» **Aim of the exercise**:
Within the data that follows, tally every line containing "ошибок". Provide only the tally.
*** Exercise data
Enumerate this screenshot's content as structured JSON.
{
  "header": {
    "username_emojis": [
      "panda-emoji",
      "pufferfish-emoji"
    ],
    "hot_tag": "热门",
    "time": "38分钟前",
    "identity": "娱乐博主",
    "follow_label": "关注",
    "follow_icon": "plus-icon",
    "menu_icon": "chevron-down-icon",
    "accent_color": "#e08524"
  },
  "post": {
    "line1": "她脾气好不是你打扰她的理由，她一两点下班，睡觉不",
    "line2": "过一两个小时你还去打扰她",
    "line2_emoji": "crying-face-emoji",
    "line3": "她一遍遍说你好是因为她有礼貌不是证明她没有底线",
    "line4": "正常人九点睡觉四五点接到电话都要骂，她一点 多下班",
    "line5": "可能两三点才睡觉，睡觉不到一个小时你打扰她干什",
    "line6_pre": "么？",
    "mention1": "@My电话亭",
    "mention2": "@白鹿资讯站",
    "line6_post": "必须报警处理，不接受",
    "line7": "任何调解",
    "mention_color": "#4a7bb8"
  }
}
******
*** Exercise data
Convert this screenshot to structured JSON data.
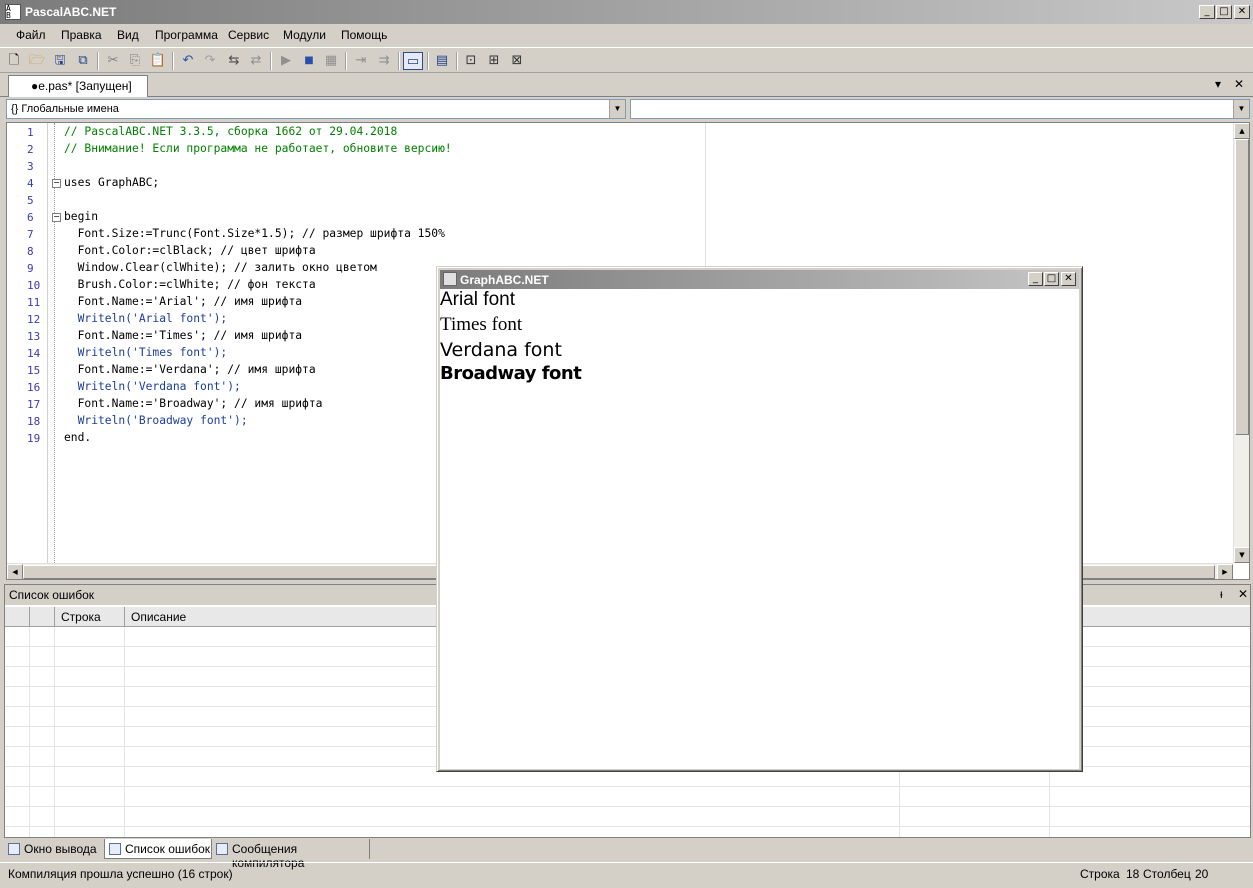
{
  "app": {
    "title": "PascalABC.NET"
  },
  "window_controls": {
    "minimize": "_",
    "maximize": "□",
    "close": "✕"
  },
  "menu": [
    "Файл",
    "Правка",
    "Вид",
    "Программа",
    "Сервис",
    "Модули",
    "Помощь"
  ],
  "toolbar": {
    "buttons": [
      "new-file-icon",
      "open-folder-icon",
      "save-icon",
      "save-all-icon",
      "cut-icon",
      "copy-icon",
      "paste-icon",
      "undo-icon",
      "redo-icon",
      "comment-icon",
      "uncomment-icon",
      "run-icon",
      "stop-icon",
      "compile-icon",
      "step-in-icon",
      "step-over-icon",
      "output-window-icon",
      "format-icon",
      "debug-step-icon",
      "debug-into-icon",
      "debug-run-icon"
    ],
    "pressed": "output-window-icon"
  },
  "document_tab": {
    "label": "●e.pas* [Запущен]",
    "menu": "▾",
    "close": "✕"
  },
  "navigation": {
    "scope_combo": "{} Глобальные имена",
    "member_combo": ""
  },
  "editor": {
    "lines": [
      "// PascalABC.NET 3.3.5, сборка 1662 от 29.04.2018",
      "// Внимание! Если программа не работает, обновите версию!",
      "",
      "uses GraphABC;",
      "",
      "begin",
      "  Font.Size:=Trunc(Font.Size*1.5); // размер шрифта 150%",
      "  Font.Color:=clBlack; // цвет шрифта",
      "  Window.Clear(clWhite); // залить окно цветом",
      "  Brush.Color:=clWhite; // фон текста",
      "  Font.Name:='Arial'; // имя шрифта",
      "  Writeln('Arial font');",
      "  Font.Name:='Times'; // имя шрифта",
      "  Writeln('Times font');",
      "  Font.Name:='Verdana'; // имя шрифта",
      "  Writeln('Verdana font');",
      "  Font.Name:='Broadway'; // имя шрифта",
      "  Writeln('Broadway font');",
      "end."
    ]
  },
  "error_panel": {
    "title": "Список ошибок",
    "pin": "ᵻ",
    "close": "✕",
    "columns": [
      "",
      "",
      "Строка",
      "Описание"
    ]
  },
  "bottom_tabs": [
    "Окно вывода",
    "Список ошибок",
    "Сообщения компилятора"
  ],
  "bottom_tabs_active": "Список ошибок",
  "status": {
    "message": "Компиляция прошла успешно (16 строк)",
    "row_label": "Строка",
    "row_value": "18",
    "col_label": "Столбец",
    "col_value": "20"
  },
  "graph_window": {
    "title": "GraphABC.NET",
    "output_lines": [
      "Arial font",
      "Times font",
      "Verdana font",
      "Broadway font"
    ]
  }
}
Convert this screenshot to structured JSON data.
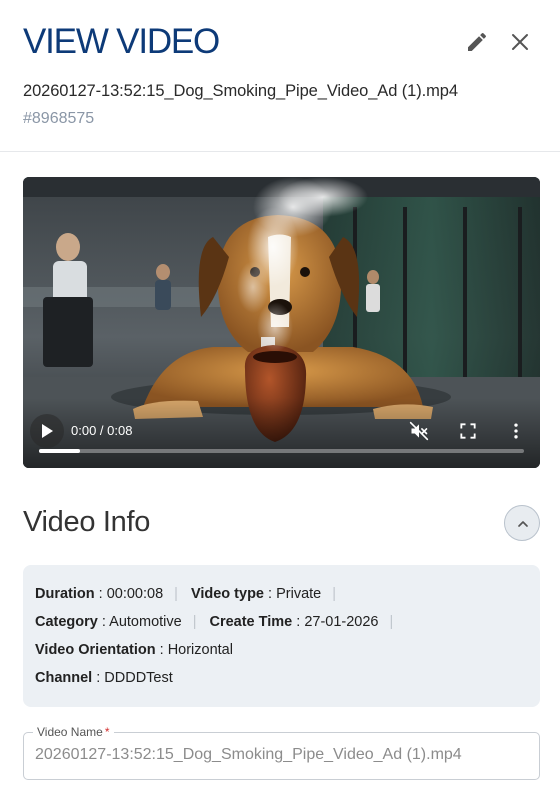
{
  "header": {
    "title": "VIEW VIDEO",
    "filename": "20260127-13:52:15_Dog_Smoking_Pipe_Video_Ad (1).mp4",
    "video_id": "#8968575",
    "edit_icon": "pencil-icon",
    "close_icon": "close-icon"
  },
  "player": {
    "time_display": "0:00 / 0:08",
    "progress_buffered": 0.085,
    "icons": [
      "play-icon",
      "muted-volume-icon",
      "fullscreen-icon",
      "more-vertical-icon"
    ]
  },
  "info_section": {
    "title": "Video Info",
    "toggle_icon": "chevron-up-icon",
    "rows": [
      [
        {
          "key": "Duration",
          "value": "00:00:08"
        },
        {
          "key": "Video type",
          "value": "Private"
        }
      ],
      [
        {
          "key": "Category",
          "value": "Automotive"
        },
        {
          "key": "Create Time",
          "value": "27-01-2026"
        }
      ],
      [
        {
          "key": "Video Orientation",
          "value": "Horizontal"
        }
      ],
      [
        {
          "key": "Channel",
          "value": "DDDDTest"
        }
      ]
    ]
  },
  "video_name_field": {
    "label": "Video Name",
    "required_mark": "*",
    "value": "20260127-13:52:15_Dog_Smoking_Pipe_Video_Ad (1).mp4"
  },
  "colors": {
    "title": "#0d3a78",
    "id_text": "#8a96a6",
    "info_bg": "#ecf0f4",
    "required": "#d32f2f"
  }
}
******
» **Result for this task**:
3